White Music (2022 Reissue)
“I wanted it to sound like hearing Johnny & the Hurricanes’ ‘Red River Rock’ as heard on a fairground ride through a cranked up PA speaker or like Captain Beefheart and the Magic Band playing bubblegum music…” Andy Partridge This is how Andy describes the sound he was looking for in its January 1978 released debut. The release date is worth noting. It signaled that this year’s models would approach music more expansively - abandoning the constrictions and the monochrome certainties of 1977’s scorched earth punk for a more colourful inquisitive alternative. Along with XTC, Virgin would, in 1978, issue debut albums from Magazine, Devo, Penetration and, significantly, as the year came to a close, Public Image Limited. Containing more energy than a fully functioning power plant, White Music’s pop via punk was more like ? and the Mysterians channeling the Stooges and the Lemon Pipers than Brit Punk, the playing was tight (yes, the band could play), the tunes were strong, the lyrics clever, John Leckie’s production kept the sound direct and ‘in your face’ (or should that be ears?) and even the sole cover version on the album was, in that period, a brave choice; a Dylan song and not just any Dylan song but a trippy, dub influenced ‘All Along the Watchtower’. ‘Statue of Liberty’ – the single chosen to precede the album acted as an appropriate curtain raiser and on release the album reached the Top 40 in the UK. A re-recorded version of ‘This is Pop’ issued as a single in April and a constant touring schedule helped to maintain the album’s visibility and by summer, by which point the band was already back in the studio recording its next album, US imports were starting to create a buzz there, with Village Voice critic Robert Christgau praising the band’s “harsh-tough power pop”. White Music neatly encapsulates the frenetic nature of the post-punk/new wave period, a time when bands such as XTC could issue two singles and two albums in under twelve months while maintaining a full schedule of gigs reached in poor transport, frequently followed by poorer accommodation and along with all of the accompanying press and promo requirements, all in order to build an audience. This Was Pop… (And still is…).
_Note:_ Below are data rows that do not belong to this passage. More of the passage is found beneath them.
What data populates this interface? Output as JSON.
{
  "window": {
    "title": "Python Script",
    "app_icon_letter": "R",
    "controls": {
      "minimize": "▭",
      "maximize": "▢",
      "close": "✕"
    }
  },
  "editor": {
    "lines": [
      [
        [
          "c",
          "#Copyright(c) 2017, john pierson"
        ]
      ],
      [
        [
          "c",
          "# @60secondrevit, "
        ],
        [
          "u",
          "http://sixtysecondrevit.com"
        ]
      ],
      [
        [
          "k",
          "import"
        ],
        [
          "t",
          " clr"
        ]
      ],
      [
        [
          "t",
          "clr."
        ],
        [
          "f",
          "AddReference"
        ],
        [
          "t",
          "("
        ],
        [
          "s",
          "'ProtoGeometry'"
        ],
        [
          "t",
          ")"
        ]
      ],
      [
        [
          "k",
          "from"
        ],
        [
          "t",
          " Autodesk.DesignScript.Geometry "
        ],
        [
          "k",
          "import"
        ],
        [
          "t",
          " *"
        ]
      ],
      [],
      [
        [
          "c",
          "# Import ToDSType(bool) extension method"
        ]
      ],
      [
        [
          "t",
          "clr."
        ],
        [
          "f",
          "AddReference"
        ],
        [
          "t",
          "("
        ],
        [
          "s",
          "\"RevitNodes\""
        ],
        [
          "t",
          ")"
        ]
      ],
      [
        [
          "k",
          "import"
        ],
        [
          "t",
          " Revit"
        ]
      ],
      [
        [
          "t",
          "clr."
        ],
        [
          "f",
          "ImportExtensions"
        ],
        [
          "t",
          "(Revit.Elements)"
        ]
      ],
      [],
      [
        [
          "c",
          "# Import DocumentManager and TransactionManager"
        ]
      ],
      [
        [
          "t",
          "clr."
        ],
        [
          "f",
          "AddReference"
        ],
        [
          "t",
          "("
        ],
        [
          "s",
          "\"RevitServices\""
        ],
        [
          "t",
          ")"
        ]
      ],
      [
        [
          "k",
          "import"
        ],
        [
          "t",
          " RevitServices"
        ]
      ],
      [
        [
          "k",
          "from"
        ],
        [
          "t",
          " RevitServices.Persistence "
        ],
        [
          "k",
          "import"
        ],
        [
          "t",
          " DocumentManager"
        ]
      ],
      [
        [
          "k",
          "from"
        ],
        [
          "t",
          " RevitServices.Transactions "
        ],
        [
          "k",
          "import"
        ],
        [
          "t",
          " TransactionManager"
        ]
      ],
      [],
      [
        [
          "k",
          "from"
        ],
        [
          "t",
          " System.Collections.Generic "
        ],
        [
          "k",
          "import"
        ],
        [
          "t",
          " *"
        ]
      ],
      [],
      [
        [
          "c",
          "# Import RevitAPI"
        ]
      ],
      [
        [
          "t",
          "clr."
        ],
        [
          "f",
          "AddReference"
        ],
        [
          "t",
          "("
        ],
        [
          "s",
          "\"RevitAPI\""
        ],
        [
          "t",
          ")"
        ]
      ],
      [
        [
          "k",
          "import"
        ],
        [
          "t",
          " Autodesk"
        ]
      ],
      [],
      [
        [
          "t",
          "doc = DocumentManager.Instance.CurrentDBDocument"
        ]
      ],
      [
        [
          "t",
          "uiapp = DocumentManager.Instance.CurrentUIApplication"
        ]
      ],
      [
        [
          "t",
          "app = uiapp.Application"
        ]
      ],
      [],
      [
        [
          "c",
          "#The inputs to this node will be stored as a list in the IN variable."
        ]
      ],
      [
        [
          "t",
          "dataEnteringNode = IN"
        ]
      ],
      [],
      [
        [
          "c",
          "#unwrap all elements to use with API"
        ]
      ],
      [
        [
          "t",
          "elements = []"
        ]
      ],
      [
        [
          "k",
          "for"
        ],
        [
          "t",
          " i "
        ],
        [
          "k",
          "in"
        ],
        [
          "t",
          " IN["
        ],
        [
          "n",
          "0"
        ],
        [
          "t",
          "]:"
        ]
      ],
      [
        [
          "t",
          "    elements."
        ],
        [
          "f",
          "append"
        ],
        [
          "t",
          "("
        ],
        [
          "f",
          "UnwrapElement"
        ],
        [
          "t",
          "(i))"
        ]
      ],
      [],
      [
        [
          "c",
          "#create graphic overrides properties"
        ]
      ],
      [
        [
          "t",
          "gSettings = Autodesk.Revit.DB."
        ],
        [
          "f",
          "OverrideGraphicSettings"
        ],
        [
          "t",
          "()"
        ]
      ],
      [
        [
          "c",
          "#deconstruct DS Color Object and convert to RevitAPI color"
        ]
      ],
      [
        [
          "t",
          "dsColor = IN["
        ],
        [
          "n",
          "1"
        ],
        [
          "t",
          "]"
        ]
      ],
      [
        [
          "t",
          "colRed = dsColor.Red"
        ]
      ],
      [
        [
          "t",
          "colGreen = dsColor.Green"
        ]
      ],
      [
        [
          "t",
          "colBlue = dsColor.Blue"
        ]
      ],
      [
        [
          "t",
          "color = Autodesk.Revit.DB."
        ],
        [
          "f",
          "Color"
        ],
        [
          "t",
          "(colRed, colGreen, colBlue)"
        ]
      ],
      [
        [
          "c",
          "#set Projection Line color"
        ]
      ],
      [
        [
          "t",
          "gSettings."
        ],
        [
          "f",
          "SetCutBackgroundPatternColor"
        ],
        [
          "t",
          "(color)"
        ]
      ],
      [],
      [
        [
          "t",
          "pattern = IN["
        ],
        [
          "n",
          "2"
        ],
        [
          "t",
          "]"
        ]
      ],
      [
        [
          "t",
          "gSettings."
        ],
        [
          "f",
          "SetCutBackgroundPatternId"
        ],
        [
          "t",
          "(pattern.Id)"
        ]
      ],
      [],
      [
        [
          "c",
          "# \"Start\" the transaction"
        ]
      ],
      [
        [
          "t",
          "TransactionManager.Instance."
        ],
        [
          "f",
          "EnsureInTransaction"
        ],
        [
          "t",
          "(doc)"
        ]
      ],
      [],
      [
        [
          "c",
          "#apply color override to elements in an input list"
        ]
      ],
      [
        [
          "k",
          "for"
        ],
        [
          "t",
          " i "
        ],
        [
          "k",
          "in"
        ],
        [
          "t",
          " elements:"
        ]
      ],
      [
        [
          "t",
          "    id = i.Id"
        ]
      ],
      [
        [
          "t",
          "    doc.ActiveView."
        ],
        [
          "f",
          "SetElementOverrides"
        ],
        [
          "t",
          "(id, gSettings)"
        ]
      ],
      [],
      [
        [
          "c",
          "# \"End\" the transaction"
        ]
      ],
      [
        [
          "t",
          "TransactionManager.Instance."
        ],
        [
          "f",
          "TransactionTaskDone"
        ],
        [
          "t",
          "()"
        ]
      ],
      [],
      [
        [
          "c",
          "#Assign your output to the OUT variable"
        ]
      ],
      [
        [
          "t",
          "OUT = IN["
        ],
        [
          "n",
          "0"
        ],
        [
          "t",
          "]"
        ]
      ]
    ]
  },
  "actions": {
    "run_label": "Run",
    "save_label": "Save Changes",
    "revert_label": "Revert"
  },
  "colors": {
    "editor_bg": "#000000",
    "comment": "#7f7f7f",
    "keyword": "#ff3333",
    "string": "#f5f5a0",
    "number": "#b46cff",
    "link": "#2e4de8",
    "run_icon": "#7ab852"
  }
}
Side One: Radios In Motion X Wires This Is Pop Do What You Do Statue Of Liberty All Along The Watch Tower Side Two: Atom Age Set Myself On Fire I’m Bugged New Town Animal Spinning Top Neon Shuffle